Actually, Fan and Fred, egged on by Congresspersons led by Barney Frank and Mel Watt, were the prime sources pushing BofA, Merrill and Countrywide to make all these iffy subprime loans in the first place. And where are these players today? Fan and Fred are bigger than ever in dominating the mortgage guarantee and securitization business. No prosecutions there. Barney Frank has mercifully sailed off into the sunset. And Mel Watt? He's now the head of F/F's so-called "regulator," the FHFA. And hard at work pushing for another round of untenable subprime mortgage lending.
Then there are the six states participating in the settlement: California, Delaware, Kentucky, Maryland, New York, North Carolina. Did I mention that the AGs of all six are Democrats? Kudos to the Republican AGs of this country for not joining in on this pile on.
At Bloomberg News they're treating the settlement like some kind of important accomplishment for the government, and quoting the government spokesman without the slightest inkling that he is blowing smoke:

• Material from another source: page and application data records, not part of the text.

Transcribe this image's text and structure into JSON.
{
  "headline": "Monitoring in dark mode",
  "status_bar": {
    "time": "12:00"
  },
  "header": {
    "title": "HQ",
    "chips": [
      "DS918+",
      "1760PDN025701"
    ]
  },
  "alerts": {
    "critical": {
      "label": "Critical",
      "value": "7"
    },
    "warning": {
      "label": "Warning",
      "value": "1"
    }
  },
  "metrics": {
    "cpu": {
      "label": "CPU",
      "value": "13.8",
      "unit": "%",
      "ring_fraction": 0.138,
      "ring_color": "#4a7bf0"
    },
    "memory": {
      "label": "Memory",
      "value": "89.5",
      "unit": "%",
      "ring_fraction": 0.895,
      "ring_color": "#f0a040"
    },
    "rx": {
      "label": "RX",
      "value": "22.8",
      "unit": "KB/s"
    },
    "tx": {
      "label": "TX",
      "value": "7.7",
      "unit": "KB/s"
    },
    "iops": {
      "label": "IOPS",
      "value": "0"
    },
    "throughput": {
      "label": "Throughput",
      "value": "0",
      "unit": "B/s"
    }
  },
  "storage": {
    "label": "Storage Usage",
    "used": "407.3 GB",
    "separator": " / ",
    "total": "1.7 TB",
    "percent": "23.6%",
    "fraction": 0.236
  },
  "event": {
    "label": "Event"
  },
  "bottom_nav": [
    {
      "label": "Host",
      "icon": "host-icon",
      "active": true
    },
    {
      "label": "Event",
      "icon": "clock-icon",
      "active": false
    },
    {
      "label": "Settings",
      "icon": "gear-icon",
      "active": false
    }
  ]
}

The government said Bank of America and its Merrill Lynch and Countrywide Financial units sold billions of dollars of mortgage securities backed by toxic loans and misrepresented the risks to investors. “It’s kind of like going to your neighborhood grocery store to buy milk advertised as fresh, only to discover that store employees knew the milk you were buying had been left out on the loading dock, unrefrigerated, the entire day before, yet they never told you,” Associate Attorney General Tony West said during the press conference.
If you think that's embarrassing, try the New York Times, where the entire angle is whether BofA may get away with paying less than the entire $17 billion (because some of it will be tax deductible, and some of the "consumer relief" may never come to pass). The article is larded with quotes from their activist buddies from places like the Urban Justice Institute and the Neighborhood Assistance Corporation of America.
Does anyone in the press actually look at whether this matter involves any actual wrongdoing or whether it makes any sense? Try Holder The Shakedown Artist at IBD.
Little by little the prosecutors of this country are forfeiting all the credibility that they ever had with that part of the public that pays attention.
Full disclosure: Willkie Farr represents Bank of America in some matters, although not in this matter.